* What this task involves *
Leaving out all pictures, return exactly the lines from the one that contains "Parse this screenshot: output" through the end of the data below.

* Data *
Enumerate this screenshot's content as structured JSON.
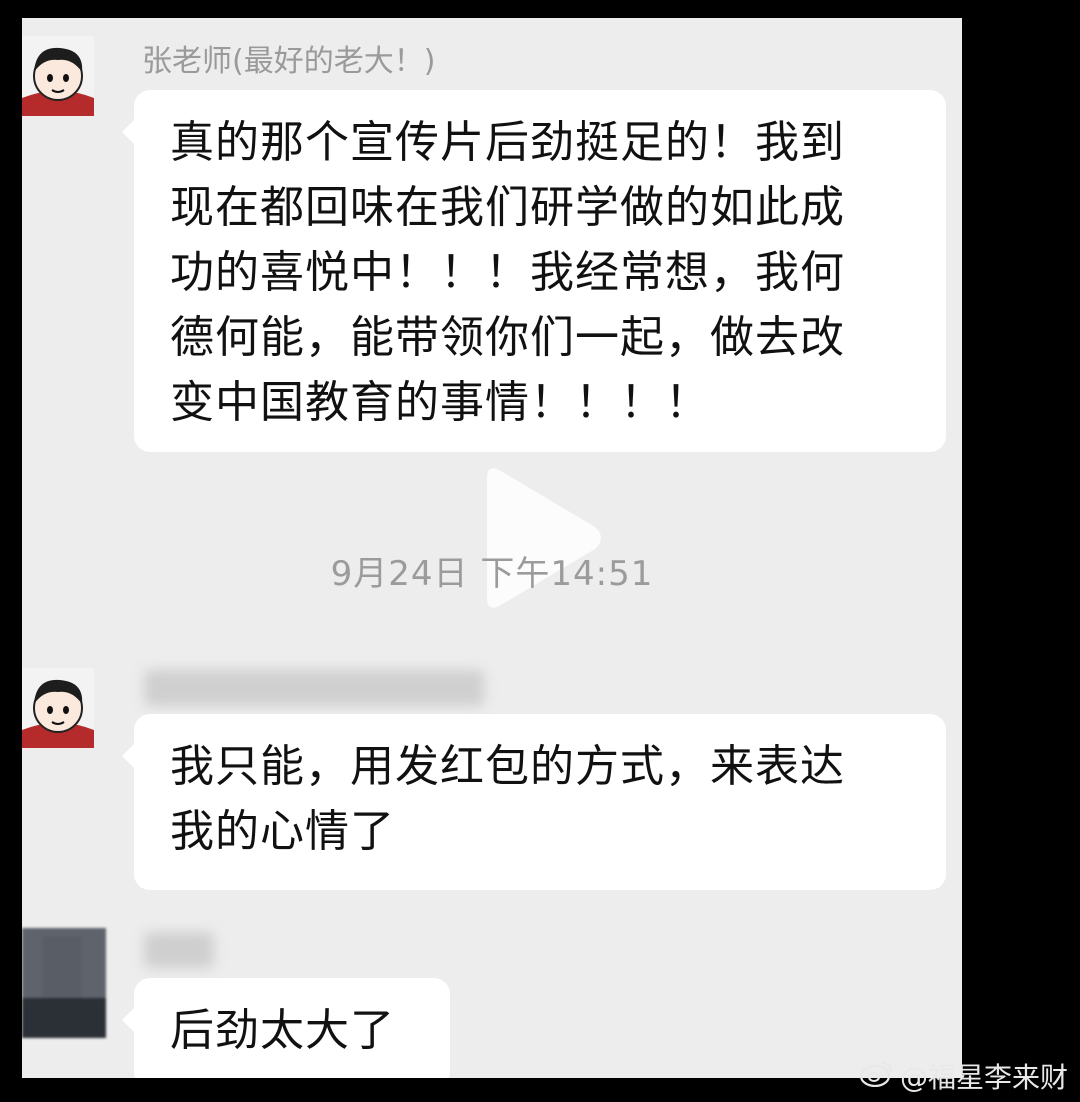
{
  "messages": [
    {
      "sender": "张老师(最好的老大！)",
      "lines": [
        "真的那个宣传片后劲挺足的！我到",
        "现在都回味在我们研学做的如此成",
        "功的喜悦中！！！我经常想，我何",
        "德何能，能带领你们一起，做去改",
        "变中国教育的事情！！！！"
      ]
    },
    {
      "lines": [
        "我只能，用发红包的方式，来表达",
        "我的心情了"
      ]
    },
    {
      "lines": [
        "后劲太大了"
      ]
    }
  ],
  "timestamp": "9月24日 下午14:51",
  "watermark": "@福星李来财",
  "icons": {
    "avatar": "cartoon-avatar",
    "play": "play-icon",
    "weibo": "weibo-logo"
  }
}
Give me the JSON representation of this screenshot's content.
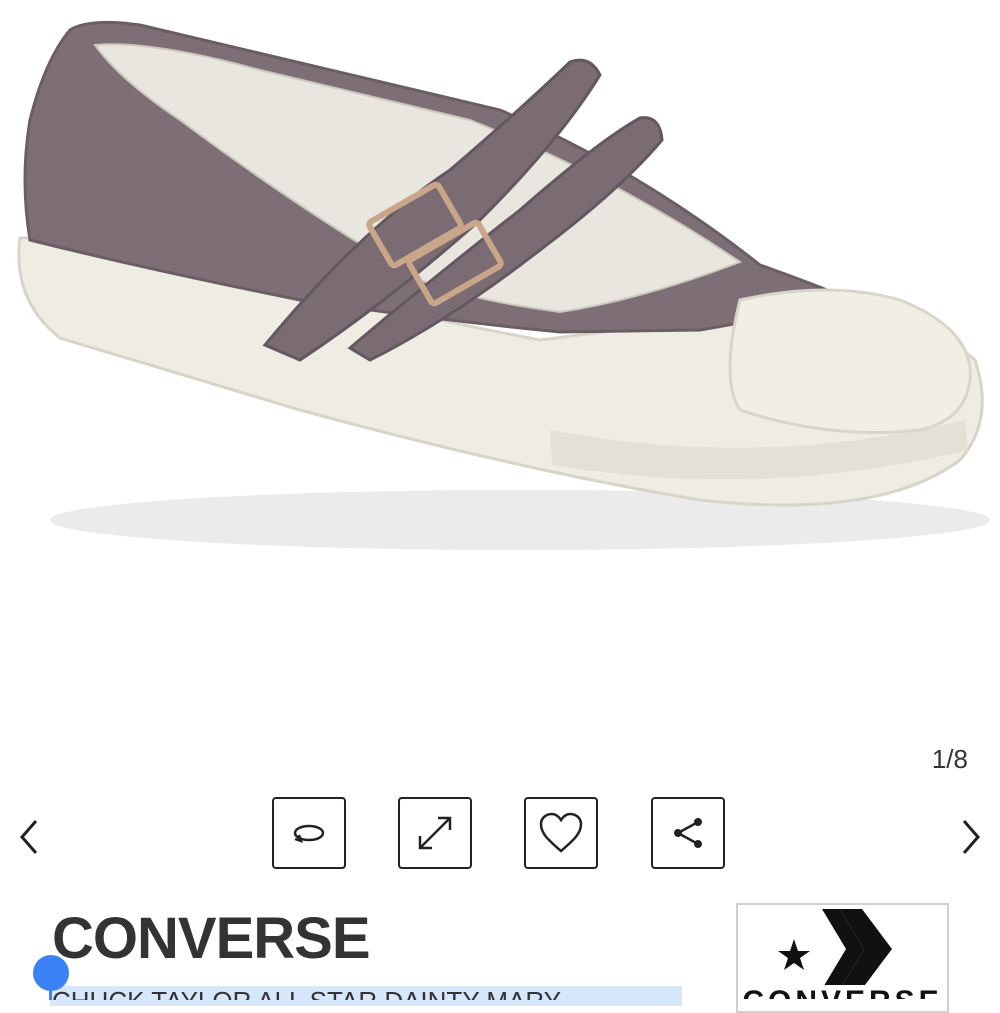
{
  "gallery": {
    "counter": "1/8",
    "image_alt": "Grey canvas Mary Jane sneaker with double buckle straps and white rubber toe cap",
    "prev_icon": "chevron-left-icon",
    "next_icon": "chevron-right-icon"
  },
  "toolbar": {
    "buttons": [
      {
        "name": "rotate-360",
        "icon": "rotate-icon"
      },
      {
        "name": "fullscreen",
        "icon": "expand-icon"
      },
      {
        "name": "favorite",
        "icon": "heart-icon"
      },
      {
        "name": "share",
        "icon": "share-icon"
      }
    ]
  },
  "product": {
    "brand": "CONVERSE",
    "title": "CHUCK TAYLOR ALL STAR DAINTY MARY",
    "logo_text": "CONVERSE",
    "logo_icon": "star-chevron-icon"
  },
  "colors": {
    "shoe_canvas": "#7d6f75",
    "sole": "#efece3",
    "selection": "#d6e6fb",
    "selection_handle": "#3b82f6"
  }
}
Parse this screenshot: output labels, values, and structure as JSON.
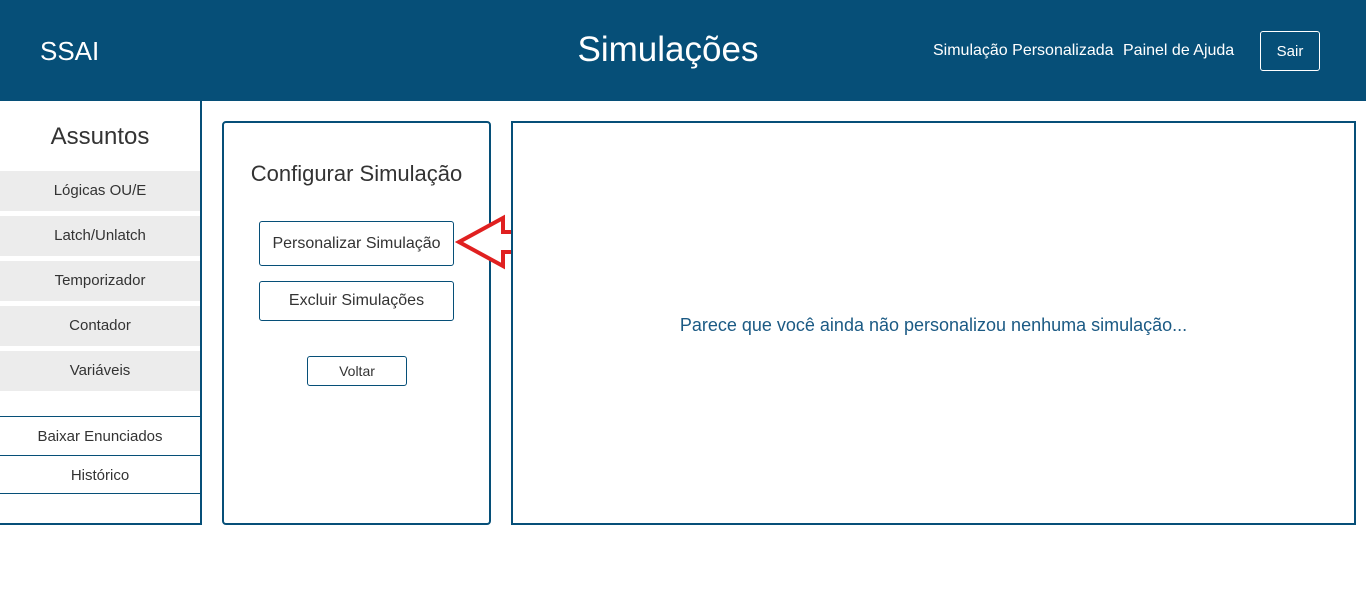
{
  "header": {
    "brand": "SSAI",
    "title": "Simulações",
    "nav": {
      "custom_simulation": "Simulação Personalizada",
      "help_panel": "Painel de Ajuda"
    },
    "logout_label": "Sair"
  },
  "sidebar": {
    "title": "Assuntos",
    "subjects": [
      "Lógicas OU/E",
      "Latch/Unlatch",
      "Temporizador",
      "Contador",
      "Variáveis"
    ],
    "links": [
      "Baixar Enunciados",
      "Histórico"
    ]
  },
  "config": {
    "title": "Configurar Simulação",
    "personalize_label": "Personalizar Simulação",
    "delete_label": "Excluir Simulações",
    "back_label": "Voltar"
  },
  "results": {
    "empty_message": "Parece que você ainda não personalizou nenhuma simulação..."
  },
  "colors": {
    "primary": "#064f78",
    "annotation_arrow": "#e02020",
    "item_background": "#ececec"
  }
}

* Reply *
Parse this screenshot: output labels, values, and structure as JSON.
{
  "header": {
    "brand": "SSAI",
    "title": "Simulações",
    "nav": {
      "custom_simulation": "Simulação Personalizada",
      "help_panel": "Painel de Ajuda"
    },
    "logout_label": "Sair"
  },
  "sidebar": {
    "title": "Assuntos",
    "subjects": [
      "Lógicas OU/E",
      "Latch/Unlatch",
      "Temporizador",
      "Contador",
      "Variáveis"
    ],
    "links": [
      "Baixar Enunciados",
      "Histórico"
    ]
  },
  "config": {
    "title": "Configurar Simulação",
    "personalize_label": "Personalizar Simulação",
    "delete_label": "Excluir Simulações",
    "back_label": "Voltar"
  },
  "results": {
    "empty_message": "Parece que você ainda não personalizou nenhuma simulação..."
  },
  "colors": {
    "primary": "#064f78",
    "annotation_arrow": "#e02020",
    "item_background": "#ececec"
  }
}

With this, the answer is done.